For my first post with Thinking Through Our Fingers in September, I wrote about Emotional Resonance. Today I’d like to zero in on writing for children, and how to create stories and characters that will ring true for younger readers.
Picture books, middle grade novels, and YA novels are very different animals, but they all share the common goal of connecting with a young person. Recently there’s been a lot of discussion in the kidlit world about the role of books as both mirrors and windows. Mirrors, of course, provide ways for kids to see their own identities reflected in a story. Windows offer the promise of a journey, allowing readers to explore the unknown or the impossible.
Adults who write for children can only rely so much on memory. Childhood is a hazy, distant reality. I assert that you must interact with children on a regular basis in order to gain a current, relevant perspective on what they fear, what they care about and dream about. Whether you observe your own children, nieces and nephews, neighbors, or friends, this is the most important ingredient in telling stories that kids want to read. Talk to them. Play with them. And above all, listen. They possess a rare brand of wisdom and empathy that will take your breath away.
The next step is to ask yourself: what does my character want more than anything in the world? Why is it important? How is she going to get it?
Now. This one is a deal breaker. At all costs, avoid being didactic or planting obvious “lessons” for kids to learn. Children know when they’re being talked down to, and they will treat your book like the plague if they suspect that a story is “for their own good.” Blech. Do you read stories so you can learn that sharing is good, or that littering is bad?* No? Me neither. (*Self-help books don’t count!)
Kids have a powerful sense of right and wrong. They recognize injustice when they see it. Think of poor Harry, forced to live in the cupboard under the stairs at Privet Drive. Kids feel the unfairness of this, and they root for Harry to have a better life and people who love him, because they want—and deserve—the exact same thing.
Think about a child’s world. They need family (those who love them). They need friends (those who understand them). And they need dreams: the promise that someday they will be recognized for who they are and what’s important to them.
Not so different from adults, really.
A few more things to consider:
-Give your character flaws. No one likes to read about a too-perfect character (a Mary Sue), because it doesn’t reflect reality. Kids can spot a fake from a mile away.
-Send your character on a personal journey of growth. By the end of the book he should evolve in a positive direction, becoming stronger or braver or kinder or wiser (or some other quality of your choosing).
-Show your character’s personality in action. Don’t tell us that she’s impulsive or brainy or has a quick temper. Put her in situations where she can act and react, so we can see it for ourselves. Will she keep her best friend’s deepest, darkest secret? Does she stand up to the school bully? Mouth off to authority figures? Small details provide often provide the clearest insights.
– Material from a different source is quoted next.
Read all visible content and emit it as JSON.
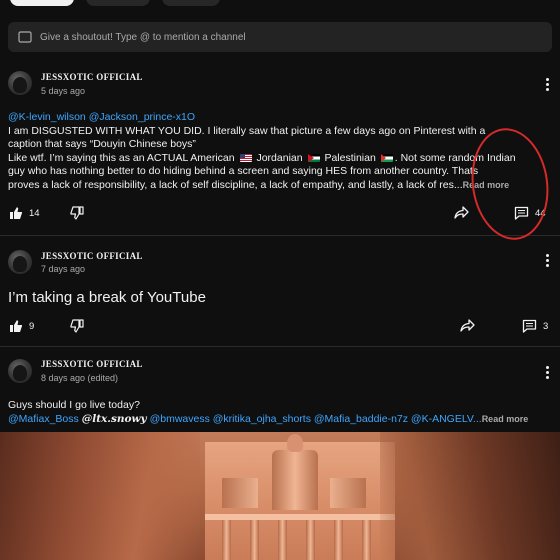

-Place your character’s point of view front and center. Whether using first person or third, zoom in on your central character as closely as you dare. Give us thoughts, feelings, hopes, fears. Allow us to see the world through his eyes—the good and the bad.
Here’s a quote from the best fan letter I ever received: “I noticed that I really felt like I was Josie [the main character], and not just that I was spectating.” Be still, my heart! This is my ultimate goal as an author: to help a child both lose herself and find herself in a book.
Finally, children’s literature should be no less compelling than books written for adults. The content should be age-appropriate without glossing over the sometimes harsh realities of life. By the same token, don’t be afraid of magic and whimsy. Children’s imaginations are fertile playgrounds—and often the only escape available to them. They’re constantly being told no, don’t, you can’t, you shouldn’t, it’s too dangerous/not polite/against the rules. A good book allows them to go exploring in a world of their choosing—and kidlit today offers a wealth of exceptional worlds to choose from.
Growing up, Christine Hayes loved reading stories about creatures that curl your toes and legends that send a shiver down your spine. Now she loves writing about them, too. Her debut novel, MOTHMAN’S CURSE, was released in June 2015 through Roaring Brook Press/Macmillan. Christine seeks inspiration by haunting flea markets and estate sales, searching for cool vintage finds with a story to tell. While earning her degree in music she visited Asia for the first time, and later moved there with her family for several years. She has been addicted to travel ever since. Christine and her clan now live in northern Utah. Find her online at www.christinehayesbooks.com.